One of the few things that are truly great about Great Britain is its amazing ability to tell the rest of the world a great story, a grandiose fairytale. Even greater is the rainy little nation’s ability to amend its story as it goes along. Right now, Mauritius has the dubious honour of figuring in Great Britain’s preferred bedtime story. It’s a tale about bravery, selflessness and the self-proclaimed need to steal a territory – Chagos – from a country that supposedly didn’t matter – Mauritius.
The great stories told by Great Britain are always top notch. Although there are a myriad different versions of the Chagos story, the core message remains the same. Once upon a time, all nations in the beautiful west feared attacks from evil forces. Then along came the heroes, Lord Britain and General America. They sat down and enjoyed a hot beverage in each other’s company – a cuppa tea and a Starbucks latte respectively – and took the brave decision to save the civilised world from destruction.
They were the only knights in shining armour who could do it, you see. No other heroes were brave enough, powerful enough, or altruistic enough. But since none of the heroes had a suitable place for a majestic fortress, they went ahead and stole an archipelago from a subordinate.
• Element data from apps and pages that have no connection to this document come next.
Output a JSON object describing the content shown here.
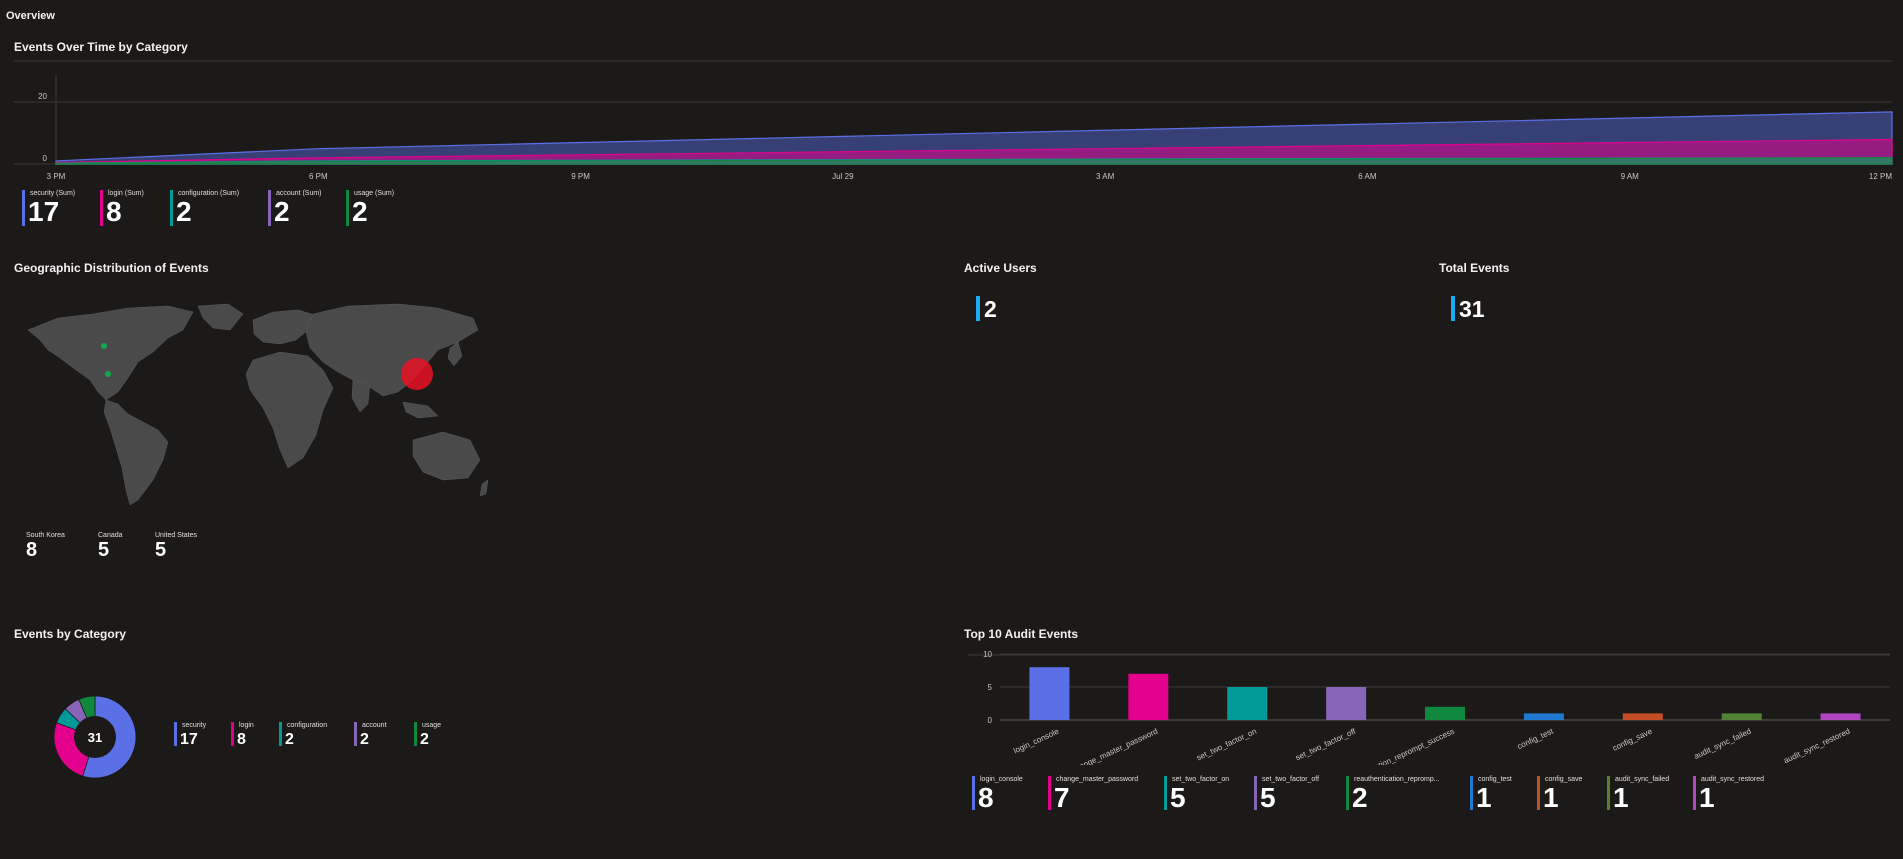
{
  "header": {
    "title": "Overview"
  },
  "timeline": {
    "title": "Events Over Time by Category",
    "legend": [
      {
        "name": "security (Sum)",
        "value": "17",
        "color": "#5b6fe6"
      },
      {
        "name": "login (Sum)",
        "value": "8",
        "color": "#e3008c"
      },
      {
        "name": "configuration (Sum)",
        "value": "2",
        "color": "#009a98"
      },
      {
        "name": "account (Sum)",
        "value": "2",
        "color": "#8764b8"
      },
      {
        "name": "usage (Sum)",
        "value": "2",
        "color": "#10893e"
      }
    ]
  },
  "geo": {
    "title": "Geographic Distribution of Events",
    "countries": [
      {
        "name": "South Korea",
        "value": "8"
      },
      {
        "name": "Canada",
        "value": "5"
      },
      {
        "name": "United States",
        "value": "5"
      }
    ]
  },
  "active_users": {
    "title": "Active Users",
    "value": "2"
  },
  "total_events": {
    "title": "Total Events",
    "value": "31"
  },
  "category": {
    "title": "Events by Category",
    "total": "31",
    "legend": [
      {
        "name": "security",
        "value": "17",
        "color": "#5b6fe6"
      },
      {
        "name": "login",
        "value": "8",
        "color": "#e3008c"
      },
      {
        "name": "configuration",
        "value": "2",
        "color": "#009a98"
      },
      {
        "name": "account",
        "value": "2",
        "color": "#8764b8"
      },
      {
        "name": "usage",
        "value": "2",
        "color": "#10893e"
      }
    ]
  },
  "audit": {
    "title": "Top 10 Audit Events",
    "legend": [
      {
        "name": "login_console",
        "value": "8",
        "color": "#5b6fe6"
      },
      {
        "name": "change_master_password",
        "value": "7",
        "color": "#e3008c"
      },
      {
        "name": "set_two_factor_on",
        "value": "5",
        "color": "#009a98"
      },
      {
        "name": "set_two_factor_off",
        "value": "5",
        "color": "#8764b8"
      },
      {
        "name": "reauthentication_repromp...",
        "value": "2",
        "color": "#10893e"
      },
      {
        "name": "config_test",
        "value": "1",
        "color": "#1f78d1"
      },
      {
        "name": "config_save",
        "value": "1",
        "color": "#c54d26"
      },
      {
        "name": "audit_sync_failed",
        "value": "1",
        "color": "#548235"
      },
      {
        "name": "audit_sync_restored",
        "value": "1",
        "color": "#b146c2"
      }
    ]
  },
  "chart_data": [
    {
      "type": "area",
      "x": [
        "3 PM",
        "6 PM",
        "9 PM",
        "Jul 29",
        "3 AM",
        "6 AM",
        "9 AM",
        "12 PM"
      ],
      "ylim": [
        0,
        30
      ],
      "y_ticks": [
        "0",
        "20"
      ],
      "series": [
        {
          "name": "security (Sum)",
          "color": "#5b6fe6",
          "values": [
            1,
            5,
            7,
            9,
            11,
            13,
            15,
            17
          ]
        },
        {
          "name": "login (Sum)",
          "color": "#e3008c",
          "values": [
            0.5,
            2,
            3,
            4,
            5,
            6,
            7,
            8
          ]
        },
        {
          "name": "configuration (Sum)",
          "color": "#009a98",
          "values": [
            0.3,
            1,
            1.2,
            1.4,
            1.6,
            1.8,
            1.9,
            2
          ]
        },
        {
          "name": "account (Sum)",
          "color": "#8764b8",
          "values": [
            0.2,
            0.8,
            1,
            1.2,
            1.4,
            1.6,
            1.8,
            2
          ]
        },
        {
          "name": "usage (Sum)",
          "color": "#10893e",
          "values": [
            0.2,
            0.8,
            1,
            1.2,
            1.4,
            1.6,
            1.8,
            2
          ]
        }
      ]
    },
    {
      "type": "pie",
      "categories": [
        "security",
        "login",
        "configuration",
        "account",
        "usage"
      ],
      "values": [
        17,
        8,
        2,
        2,
        2
      ],
      "colors": [
        "#5b6fe6",
        "#e3008c",
        "#009a98",
        "#8764b8",
        "#10893e"
      ],
      "center_label": "31"
    },
    {
      "type": "bar",
      "categories": [
        "login_console",
        "change_master_password",
        "set_two_factor_on",
        "set_two_factor_off",
        "reauthentication_reprompt_success",
        "config_test",
        "config_save",
        "audit_sync_failed",
        "audit_sync_restored"
      ],
      "values": [
        8,
        7,
        5,
        5,
        2,
        1,
        1,
        1,
        1
      ],
      "colors": [
        "#5b6fe6",
        "#e3008c",
        "#009a98",
        "#8764b8",
        "#10893e",
        "#1f78d1",
        "#c54d26",
        "#548235",
        "#b146c2"
      ],
      "ylim": [
        0,
        10
      ],
      "y_ticks": [
        "0",
        "5",
        "10"
      ]
    }
  ]
}
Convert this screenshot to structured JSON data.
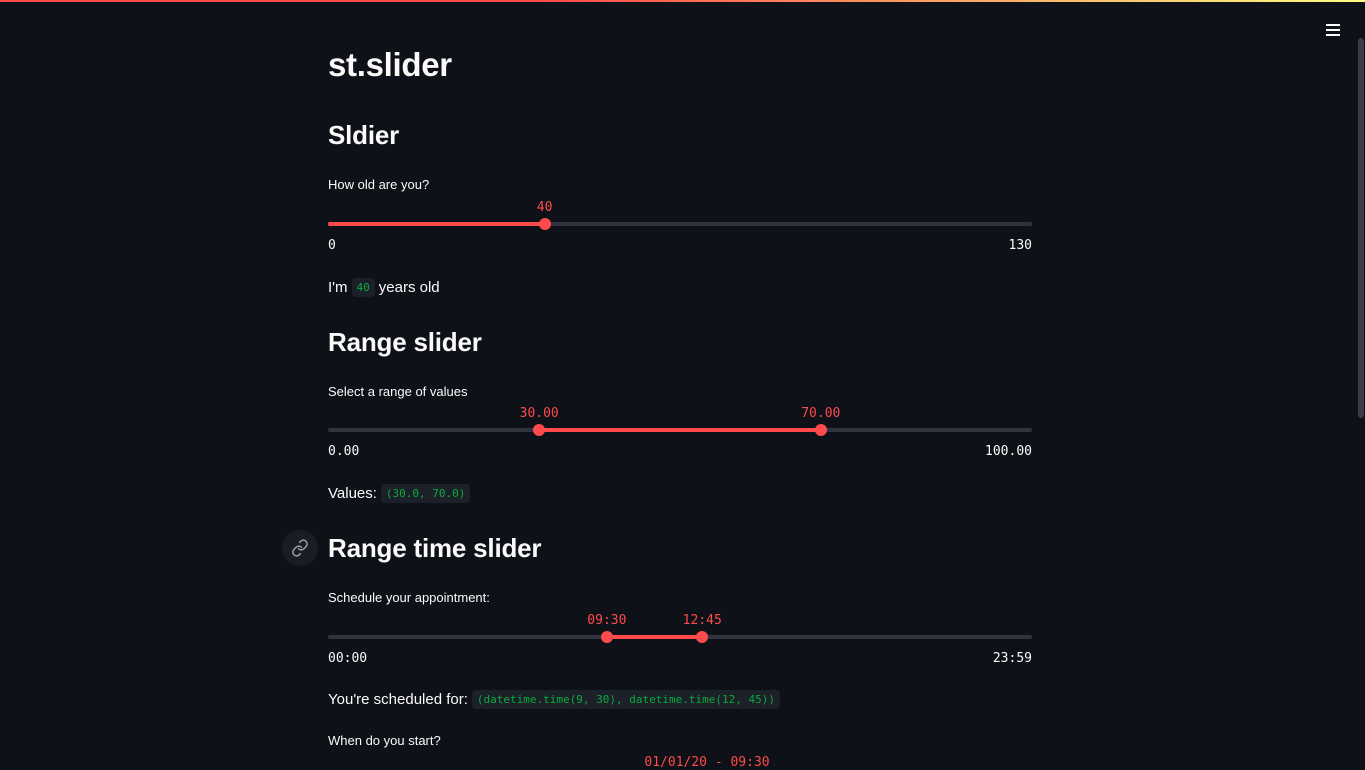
{
  "page": {
    "title": "st.slider"
  },
  "section_slider": {
    "heading": "Sldier",
    "label": "How old are you?",
    "value": 40,
    "value_text": "40",
    "min": 0,
    "max": 130,
    "min_text": "0",
    "max_text": "130",
    "result_prefix": "I'm",
    "result_code": "40",
    "result_suffix": "years old"
  },
  "section_range": {
    "heading": "Range slider",
    "label": "Select a range of values",
    "low": 30,
    "high": 70,
    "low_text": "30.00",
    "high_text": "70.00",
    "min": 0,
    "max": 100,
    "min_text": "0.00",
    "max_text": "100.00",
    "result_prefix": "Values:",
    "result_code": "(30.0, 70.0)"
  },
  "section_time": {
    "heading": "Range time slider",
    "label": "Schedule your appointment:",
    "low_minutes": 570,
    "high_minutes": 765,
    "low_text": "09:30",
    "high_text": "12:45",
    "min_minutes": 0,
    "max_minutes": 1439,
    "min_text": "00:00",
    "max_text": "23:59",
    "result_prefix": "You're scheduled for:",
    "result_code": "(datetime.time(9, 30), datetime.time(12, 45))"
  },
  "section_datetime": {
    "label": "When do you start?",
    "value_text": "01/01/20 - 09:30"
  },
  "colors": {
    "accent": "#ff4b4b",
    "code_text": "#09ab3b",
    "background": "#0e1117",
    "track": "#31333f"
  },
  "icons": {
    "menu": "hamburger-menu-icon",
    "anchor": "link-icon"
  }
}
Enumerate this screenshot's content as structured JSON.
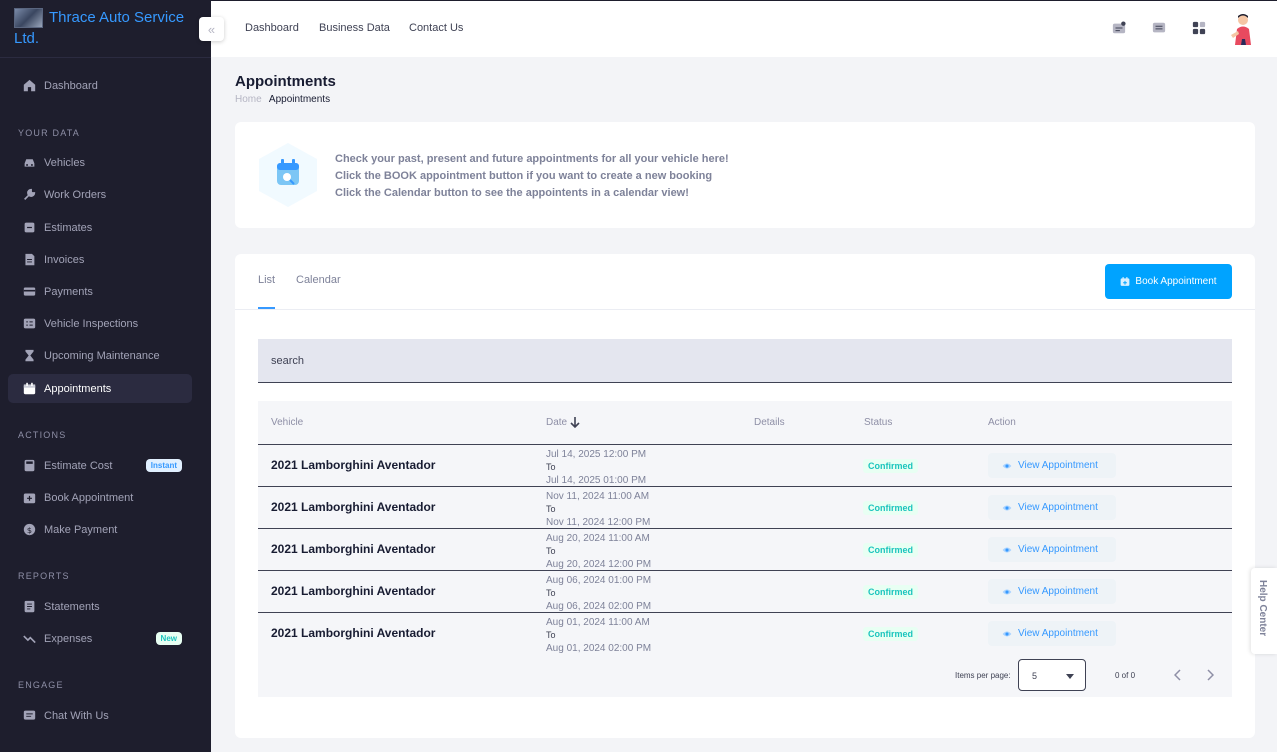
{
  "brand": {
    "name_line1": "Thrace Auto Service",
    "name_line2": "Ltd."
  },
  "sidebar": {
    "items": [
      {
        "label": "Dashboard",
        "icon": "home-icon"
      },
      {
        "label": "Vehicles",
        "icon": "car-icon"
      },
      {
        "label": "Work Orders",
        "icon": "wrench-icon"
      },
      {
        "label": "Estimates",
        "icon": "estimate-icon"
      },
      {
        "label": "Invoices",
        "icon": "invoice-icon"
      },
      {
        "label": "Payments",
        "icon": "payment-icon"
      },
      {
        "label": "Vehicle Inspections",
        "icon": "checklist-icon"
      },
      {
        "label": "Upcoming Maintenance",
        "icon": "hourglass-icon"
      },
      {
        "label": "Appointments",
        "icon": "calendar-icon",
        "active": true
      },
      {
        "label": "Estimate Cost",
        "icon": "calculator-icon",
        "badge": "Instant"
      },
      {
        "label": "Book Appointment",
        "icon": "book-icon"
      },
      {
        "label": "Make Payment",
        "icon": "dollar-icon"
      },
      {
        "label": "Statements",
        "icon": "statement-icon"
      },
      {
        "label": "Expenses",
        "icon": "expense-icon",
        "badge": "New"
      },
      {
        "label": "Chat With Us",
        "icon": "chat-icon"
      }
    ],
    "sections": {
      "your_data": "YOUR DATA",
      "actions": "ACTIONS",
      "reports": "REPORTS",
      "engage": "ENGAGE"
    }
  },
  "header": {
    "links": [
      "Dashboard",
      "Business Data",
      "Contact Us"
    ]
  },
  "page": {
    "title": "Appointments",
    "breadcrumb": {
      "home": "Home",
      "current": "Appointments"
    }
  },
  "info": {
    "line1": "Check your past, present and future appointments for all your vehicle here!",
    "line2": "Click the BOOK appointment button if you want to create a new booking",
    "line3": "Click the Calendar button to see the appointents in a calendar view!"
  },
  "tabs": {
    "list": "List",
    "calendar": "Calendar"
  },
  "book_button": "Book Appointment",
  "search": {
    "placeholder": "search"
  },
  "table": {
    "headers": {
      "vehicle": "Vehicle",
      "date": "Date",
      "details": "Details",
      "status": "Status",
      "action": "Action"
    },
    "rows": [
      {
        "vehicle": "2021 Lamborghini Aventador",
        "from": "Jul 14, 2025 12:00 PM",
        "to_label": "To",
        "to": "Jul 14, 2025 01:00 PM",
        "status": "Confirmed",
        "action": "View Appointment"
      },
      {
        "vehicle": "2021 Lamborghini Aventador",
        "from": "Nov 11, 2024 11:00 AM",
        "to_label": "To",
        "to": "Nov 11, 2024 12:00 PM",
        "status": "Confirmed",
        "action": "View Appointment"
      },
      {
        "vehicle": "2021 Lamborghini Aventador",
        "from": "Aug 20, 2024 11:00 AM",
        "to_label": "To",
        "to": "Aug 20, 2024 12:00 PM",
        "status": "Confirmed",
        "action": "View Appointment"
      },
      {
        "vehicle": "2021 Lamborghini Aventador",
        "from": "Aug 06, 2024 01:00 PM",
        "to_label": "To",
        "to": "Aug 06, 2024 02:00 PM",
        "status": "Confirmed",
        "action": "View Appointment"
      },
      {
        "vehicle": "2021 Lamborghini Aventador",
        "from": "Aug 01, 2024 11:00 AM",
        "to_label": "To",
        "to": "Aug 01, 2024 02:00 PM",
        "status": "Confirmed",
        "action": "View Appointment"
      }
    ]
  },
  "pagination": {
    "items_per_page_label": "Items per page:",
    "items_per_page": "5",
    "range": "0 of 0"
  },
  "help_center": "Help Center",
  "colors": {
    "accent": "#3699ff",
    "button": "#00a3ff",
    "sidebar_bg": "#1e1e2d",
    "confirmed": "#1bc5bd"
  }
}
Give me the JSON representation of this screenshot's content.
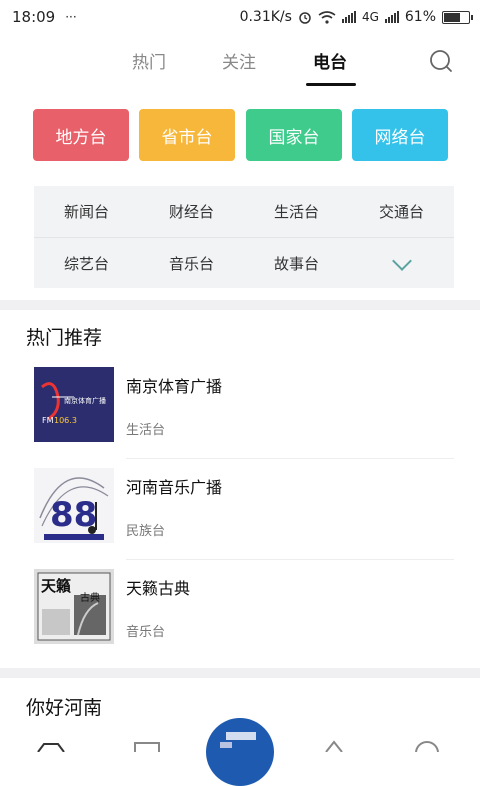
{
  "status": {
    "time": "18:09",
    "dots": "···",
    "speed": "0.31K/s",
    "network": "4G",
    "battery": "61%"
  },
  "tabs": [
    {
      "label": "热门"
    },
    {
      "label": "关注"
    },
    {
      "label": "电台"
    }
  ],
  "categories": [
    {
      "label": "地方台",
      "color": "#e8616a"
    },
    {
      "label": "省市台",
      "color": "#f7b73a"
    },
    {
      "label": "国家台",
      "color": "#3ecb8c"
    },
    {
      "label": "网络台",
      "color": "#35c2ea"
    }
  ],
  "subcategories": {
    "row1": [
      "新闻台",
      "财经台",
      "生活台",
      "交通台"
    ],
    "row2": [
      "综艺台",
      "音乐台",
      "故事台"
    ]
  },
  "hot": {
    "title": "热门推荐",
    "items": [
      {
        "name": "南京体育广播",
        "sub": "生活台"
      },
      {
        "name": "河南音乐广播",
        "sub": "民族台"
      },
      {
        "name": "天籁古典",
        "sub": "音乐台"
      }
    ]
  },
  "section2": {
    "title": "你好河南"
  },
  "thumbs": {
    "nj_fm": "FM",
    "nj_freq": "106.3",
    "hn_num": "88",
    "tl_text": "天籟",
    "tl_sub": "古典"
  },
  "colors": {
    "accent": "#111111"
  }
}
A subordinate that ought to be grateful that the heroes were taking over.
The bedtime story about the Chagos is not the first great tale that Great Britain has written. A few generations ago, our bedtime story was about racism. Once upon a time, you see, a noble nation realised that there were people out there who needed their help. They were savages with inferior brains and dark skin. These people were in need but they had strong bodies suitable for manual labour. It was only natural that the civilised Britons should provide the leadership the savages so craved, wasn’t it?
Of course, we know now that racism wasn’t the central motive of imperialism but merely a useful adjunct, as political analyst Michael Parenti writes in his book The Cultural Struggle. The real motive, of course, was something infinitively less admirable – oppression as a means of obtaining free labour. It was, by no means, a great motive. But it was a great story, just like the Chagos tale that is going around now.
It’s astonishing that the world’s greatest storyteller and its readers have learnt so little over the years. Why do certain nations still get to describe themselves as heroes, as defenders of all that is good and well in the world when, historically speaking, they often played the exact opposite role?
We don’t know about you, but we prefer going to sleep without a bedtime story tonight.
For more views and in-depth analysis of current issues, Weekly magazine (Price: Rs 25) or subscribe to Weekly for Rs110 a month. (Free delivery to your doorstep). Email us on: [email protected]